Get Social Media Savvy This Summer – Part Two: Facebook
Published: July 16, 2018 by Priscilla Ameneyro
Welcome to the second chapter of the summer series Get Social Media Savvy. Last week we talked about many of the great resources available on Twitter. This week we’re going to discuss another popular social media platform: Facebook. It’s not just for looking at pictures of your cousin’s puppy in Wichita anymore; you can leverage the platform to expand your professional network, keep up-to-date on changes in your field and discover upcoming events and job opportunities.
If you haven’t seen The Social Network, Facebook first launched in 2004 as a social media platform exclusively for Harvard students. It wasn’t until 2006 that it became available to the public. Over the next decade, it evolved into a place for friends to share photos, videos, stories and news. In this article, I’m going to explore the parts of Facebook outside of your algorithmically generated news feed. I’ll be sharing LIS relevant Facebook pages for you to “like” and follow and I’ll also be diving into Facebook groups.
Facebook is for Friends
I’d like to briefly mention that “friending” someone isn’t what it used to be. For years most people I know had relatively small friend counts compiled primarily of close friends, family members and a few select colleagues. You can actually add up to 5,000 friends on Facebook, which means you probably have a few empty spaces available for networking. Of course, if you decide to loosen your personal Facebook friending policy, I’d recommend doing a quick scan of everything that would be visible to them to make sure you’re not sharing more than you intended. Whatever you decide, it’s never a bad idea to become familiar with Facebook’s privacy settings and tools.
Facebook pages look just like your Facebook profile but are designed for businesses and organizations. You may have “liked” a few pages already, such as your favorite local coffee shop or your friend’s band. Liking a Facebook page is an easy way to incorporate their content into your main feed. Doing this also saves it to your “liked” pages so you can find it easily again in the future. Take a look below at a list of recommended pages for library and information professionals. Unlike Twitter, you won’t find many individuals with pages but rather professional associations and other groups or companies.
- American Library Association – the largest and oldest library association.
- Society of American Archivists – the largest and oldest association dedicated to the archives profession.
- Association of Research Libraries – ARL’s mission is to “influence the changing environment of scholarly communication and the public policies that affect research libraries and the diverse communities they serve.”
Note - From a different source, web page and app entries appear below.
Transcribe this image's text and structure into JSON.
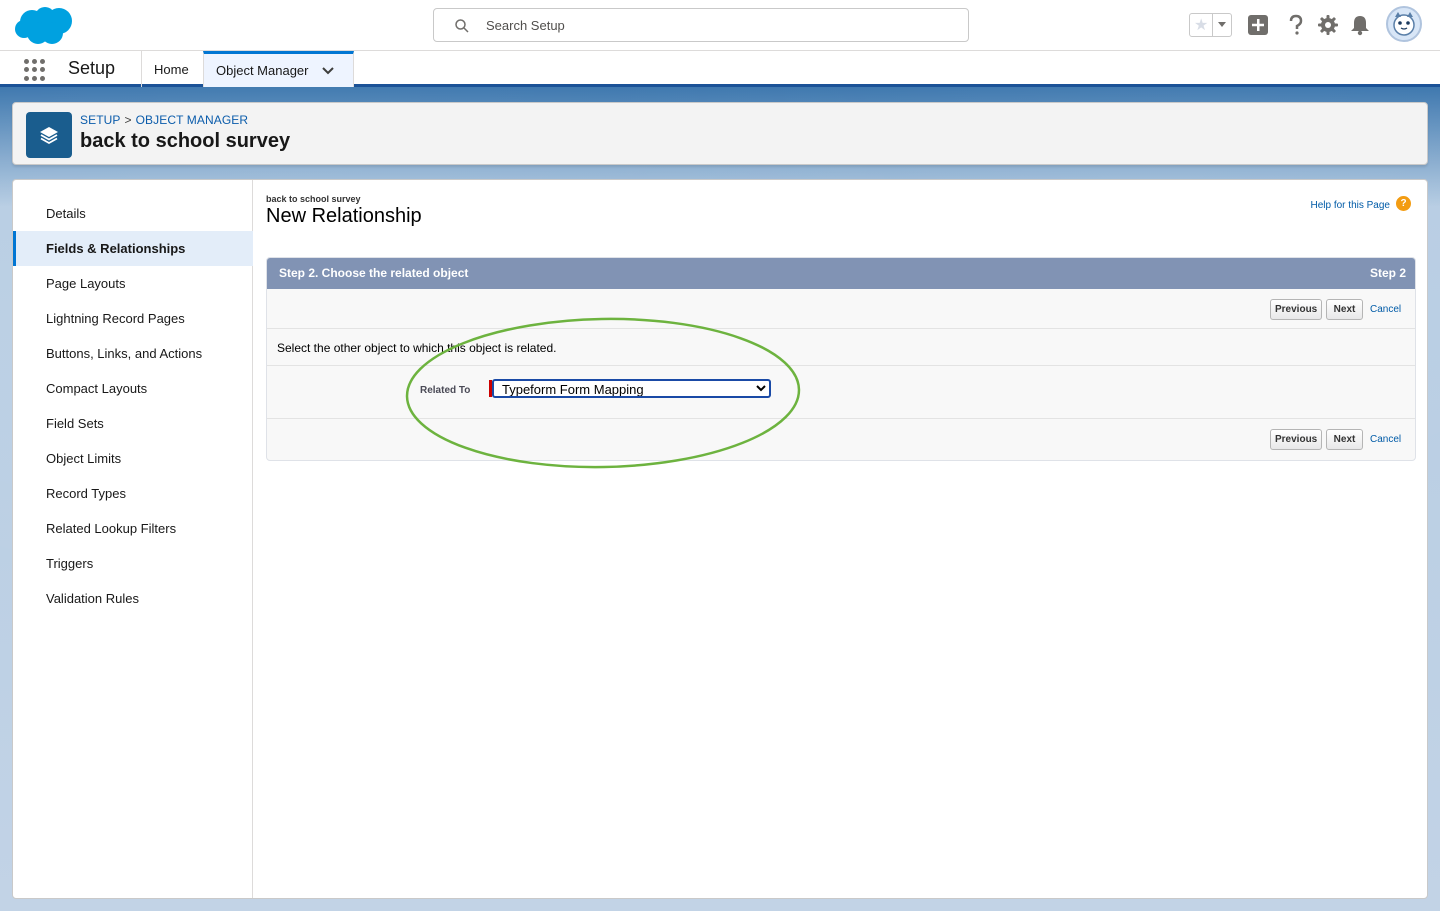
{
  "header": {
    "search_placeholder": "Search Setup",
    "icons": [
      "salesforce-cloud-logo",
      "star-icon",
      "chevron-down-icon",
      "plus-icon",
      "help-icon",
      "gear-icon",
      "bell-icon",
      "avatar"
    ]
  },
  "context_bar": {
    "app_name": "Setup",
    "tabs": [
      {
        "label": "Home",
        "active": false
      },
      {
        "label": "Object Manager",
        "active": true
      }
    ]
  },
  "page_header": {
    "breadcrumb": [
      "SETUP",
      "OBJECT MANAGER"
    ],
    "breadcrumb_separator": ">",
    "title": "back to school survey"
  },
  "sidebar": {
    "items": [
      {
        "label": "Details",
        "active": false
      },
      {
        "label": "Fields & Relationships",
        "active": true
      },
      {
        "label": "Page Layouts",
        "active": false
      },
      {
        "label": "Lightning Record Pages",
        "active": false
      },
      {
        "label": "Buttons, Links, and Actions",
        "active": false
      },
      {
        "label": "Compact Layouts",
        "active": false
      },
      {
        "label": "Field Sets",
        "active": false
      },
      {
        "label": "Object Limits",
        "active": false
      },
      {
        "label": "Record Types",
        "active": false
      },
      {
        "label": "Related Lookup Filters",
        "active": false
      },
      {
        "label": "Triggers",
        "active": false
      },
      {
        "label": "Validation Rules",
        "active": false
      }
    ]
  },
  "main": {
    "object_label": "back to school survey",
    "title": "New Relationship",
    "help_link": "Help for this Page",
    "help_icon_glyph": "?",
    "step": {
      "title": "Step 2. Choose the related object",
      "counter": "Step 2",
      "instruction": "Select the other object to which this object is related.",
      "field_label": "Related To",
      "selected_value": "Typeform Form Mapping",
      "buttons": {
        "previous": "Previous",
        "next": "Next",
        "cancel": "Cancel"
      }
    }
  },
  "colors": {
    "brand_blue": "#0176d3",
    "step_header": "#8193b4",
    "highlight_green": "#6db33f",
    "required_red": "#cc0000"
  }
}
- ALA Committee on the Status of Women in Librarianship – “to officially represent the diversity of women’s interest within ALA and to ensure that the Association considers the rights of the majority (women) in the library field.”
- Internet Archive – a “non-profit library offering access to millions of free books, movies and audio files, plus an archive of 400+ billion web pages.”
- Public Library Association – “enhances the development and effectiveness of public library staff and public library services.”
- The Archivists and Archives of Color Section – to identify and address the concerns of archivists of African, Asian, Latino and Native American descent, promoting wider participation in the field.
- Librarians Without Borders – LWB is a non-profit organization that strives to “improve access to information resources regardless of language, geography or religion by forming partnerships with community organizations in developing regions.”
- American Association of School Librarians – a national association focused on school librarians.
There are countless Facebook groups just waiting for you to join. These are micro communities with niche content and are generally less formal than pages. If you search Facebook for groups with the word “librarian” in the name, you’ll come up with results for tattooed librarians, librarians with pet rabbits and even librarians that play ukulele. I’m only going to share Facebook groups that are relevant to LIS students but I encourage you to find other groups that might fit your individual interests as well.
- LIS Job Hunters – professional librarian, media, archival, museum and other information related positions.
- Archivists Think Tank – a group for archivists and archival students to discuss anything and everything.
- Library Employee Support Network – a place for library employees to talk about workplace issues and get support and advice.
- Library Management Group – for topics related to library management including supervising, programming, budgets, advocacy, outreach, etc.
- Programming Librarian Interest Group – to help librarians advocate for programming at their own institutions and share ideas and strategies.
School of Information Related Groups and
I couldn’t finish this post without plugging the various iSchool groups and pages you’ll find on Facebook:
- SJSU iSchool Students and Alumni
- SJSU Society of American Archivists Student Chapter
- SJSU Special Libraries Association Student Chapter
- SJSU American Library Association Student Chapter
- School of Information
- iSchool Connext
- Virtual Center for Archives and Records Administration
As I mentioned in the last article, you don’t have to be on every social media site or join every group. It’s better to have a focused social media approach that serves your personal interests and career goals, otherwise you risk social media burnout (a real thing)! Finally, please share if you have any Facebook groups or pages you recommend for iSchool students in the comments.